Libor: Three Scandals in One
Governments in Europe, Japan, and the United States are now investigating 16 major banks for manipulating interest rates. In the months leading up to the 2008 financial crisis, many of the world’s most powerful financial institutions allegedly worked to keep down the London Interbank Offered Rate. Libor, as it is known, is supposed to be the average rate at which the largest and ostensibly safest banks in the world can borrow from one another. Manipulating Libor allowed traders to rig financial markets to their advantage; in the process, they distorted the actual value of key financial instruments such as credit default swaps, derivatives, and home mortgages.
The scandal has sparked calls from politicians, including Mervyn King, the governor of the Bank of England, for stronger regulation of the world’s most powerful banks. But such proposals miss a key point: Price fixing and manipulation are illegal. They have been for a long time. So it is unlikely that saddling financial markets with legal constraints that simply double down on what is already on the books will help.
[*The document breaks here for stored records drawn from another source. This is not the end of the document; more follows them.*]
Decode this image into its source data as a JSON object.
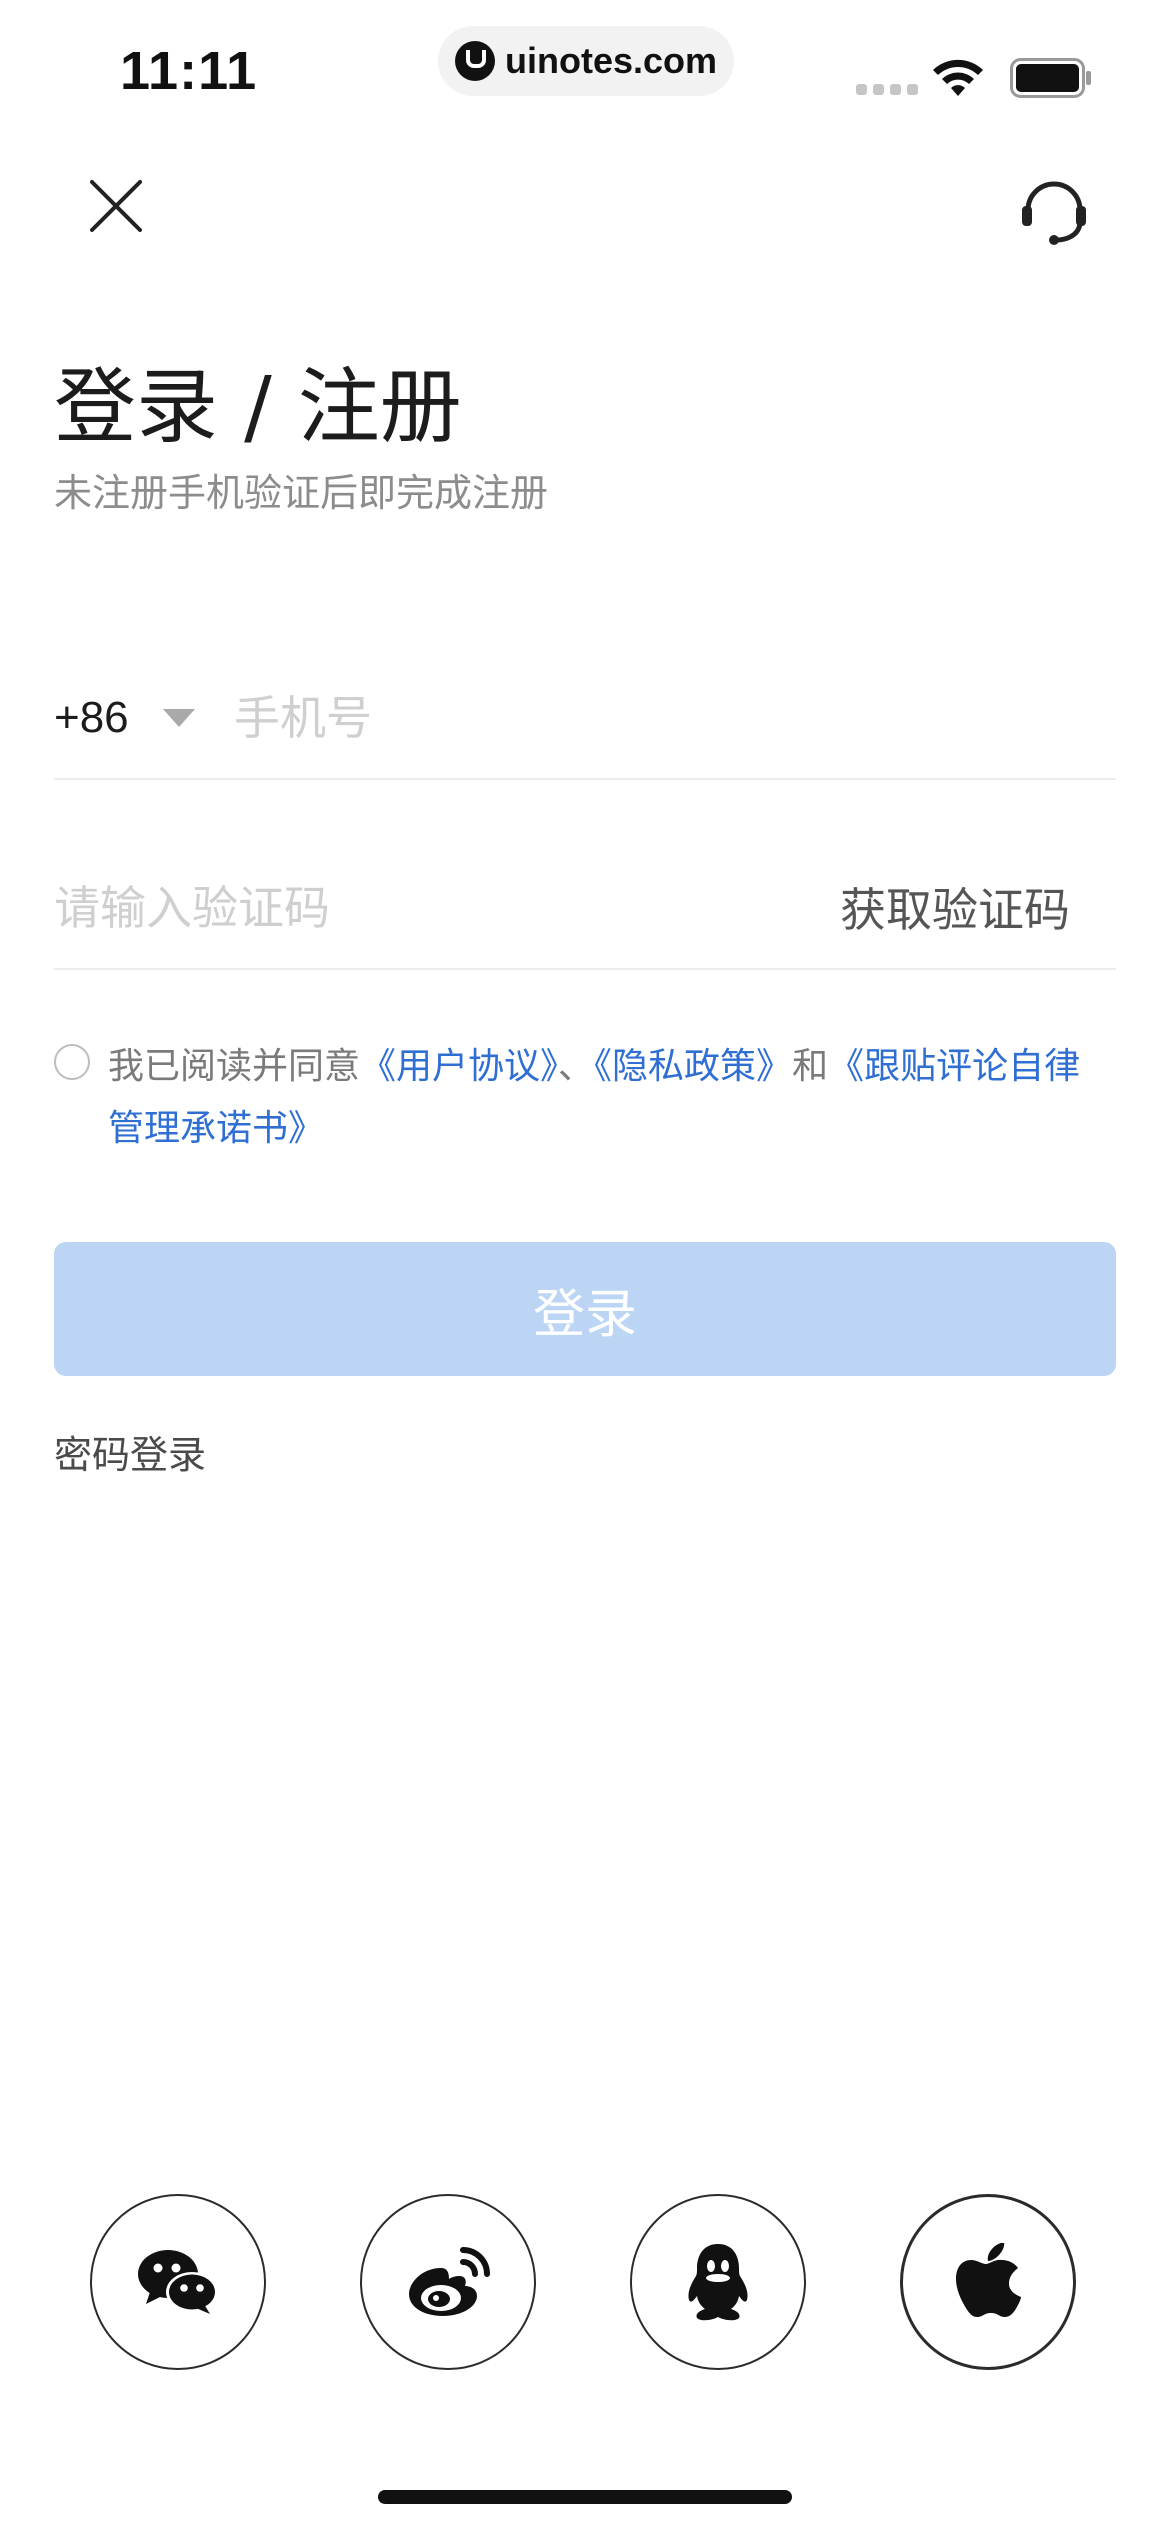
{
  "status_bar": {
    "time": "11:11",
    "url": "uinotes.com",
    "icons": [
      "signal-icon",
      "wifi-icon",
      "battery-icon"
    ]
  },
  "nav": {
    "close_icon": "close-icon",
    "support_icon": "headset-icon"
  },
  "title": "登录 / 注册",
  "subtitle": "未注册手机验证后即完成注册",
  "phone": {
    "country_code": "+86",
    "placeholder": "手机号",
    "value": ""
  },
  "code": {
    "placeholder": "请输入验证码",
    "value": "",
    "get_code_label": "获取验证码"
  },
  "agreement": {
    "checked": false,
    "prefix": "我已阅读并同意",
    "link_user": "《用户协议》",
    "sep1": "、",
    "link_privacy": "《隐私政策》",
    "conj": "和",
    "link_selfdiscipline": "《跟贴评论自律管理承诺书》"
  },
  "login_button_label": "登录",
  "password_login_label": "密码登录",
  "social_logins": [
    "wechat-icon",
    "weibo-icon",
    "qq-icon",
    "apple-icon"
  ],
  "colors": {
    "link": "#2f6fd3",
    "login_button_bg": "#bcd5f5",
    "placeholder": "#cfcfcf"
  }
}
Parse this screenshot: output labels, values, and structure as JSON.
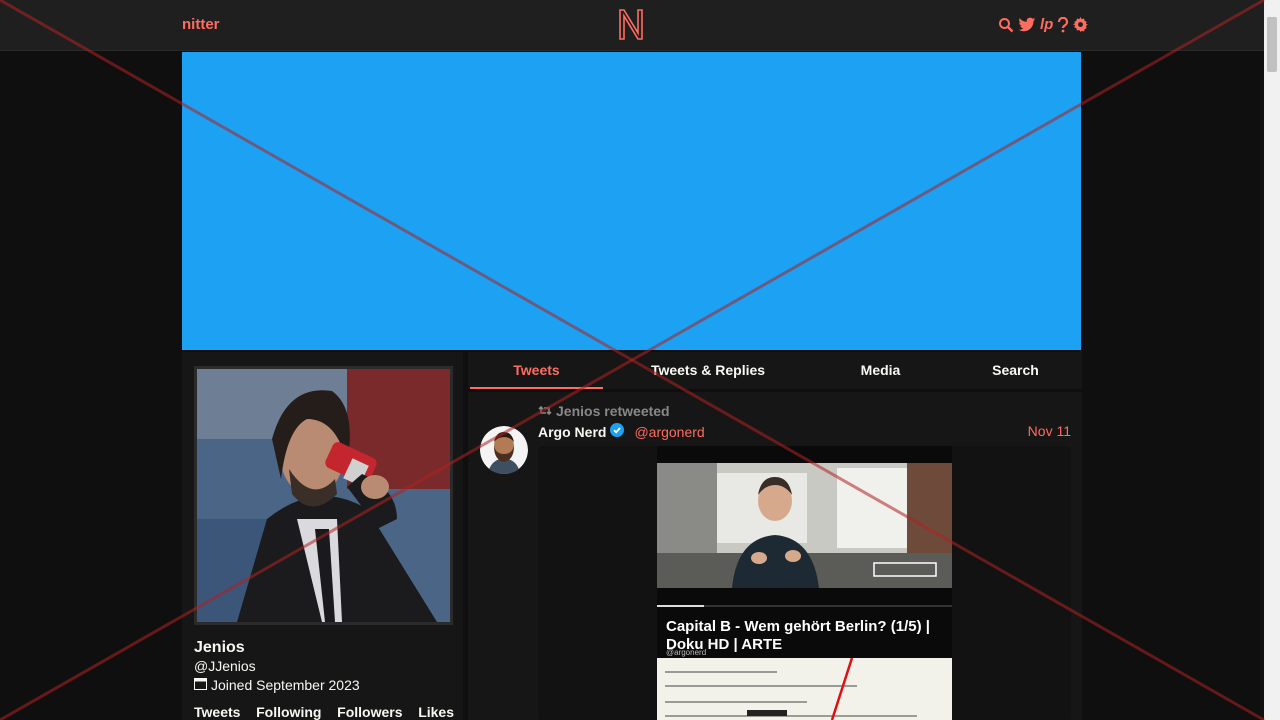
{
  "app": {
    "brand": "nitter"
  },
  "nav": {
    "icons": [
      "search-icon",
      "twitter-bird-icon",
      "lp-icon",
      "help-icon",
      "settings-gear-icon"
    ],
    "lp_text": "lp"
  },
  "colors": {
    "accent": "#ff6c60",
    "banner": "#1da1f2",
    "background": "#0f0f0f",
    "panel": "#161616"
  },
  "profile": {
    "fullname": "Jenios",
    "username": "@JJenios",
    "joined": "Joined September 2023",
    "stats": [
      "Tweets",
      "Following",
      "Followers",
      "Likes"
    ]
  },
  "tabs": [
    "Tweets",
    "Tweets & Replies",
    "Media",
    "Search"
  ],
  "active_tab": "Tweets",
  "tweet": {
    "retweet_label": "Jenios retweeted",
    "fullname": "Argo Nerd",
    "username": "@argonerd",
    "date": "Nov 11",
    "verified": true,
    "video": {
      "title": "Capital B - Wem gehört Berlin? (1/5) | Doku HD | ARTE",
      "handle": "@argonerd",
      "progress": 0.16
    }
  }
}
A better solution would go to the heart of the problem. Regulators and market participants should set such benchmark interest rates as Libor in a way that makes them reflect movements in the market, making manipulation impossible.
The fundamental principle underlying floating rates is to allow the market to determine borrowing costs. Customers who borrow on a floating-rate basis, if they are sensible, and institutions that loan money on a floating-rate basis, if they are ethical, therefore expect two things from a benchmark interest rate. First, the benchmark should reflect actual conditions in the financial markets. That means no random fluctuations — money costs what it is worth. Second, the benchmark rate should not be easy to manipulate. No rational, informed borrower would borrow money at a variable rate of interest and then empower the lender to determine when and how the interest rate changed in the future.
So it is startling that Libor, the financial world’s most important number, satisfies neither of these requirements. Libor is computed by the British Bankers’ Association (BBA), a powerful trade association based in London that represents more than 250 financial institutions. These banks are located in 50 countries and have operations in just about every corner of the globe. But instead of using actual market rates, big banks estimate the interest rate that they think they would have to pay if they borrowed money from other institutions. That is different than reporting the actual interest rate at which they are really borrowing from other banks.
Each day, the BBA sets Libor rates for 15 loan maturities in ten different currencies. In the case of the dollar, 18 banks submit their hypothetical borrowing costs. The BBA discards the four highest and the four lowest submissions, which is supposed to prevent a small number of anomalous results from distorting the calculation, and then averages the remaining ten to come up with the Libor number. Thompson Reuters calculates all of these rates for the BBA, and then publishes the results, usually around 11:45 AM (CET).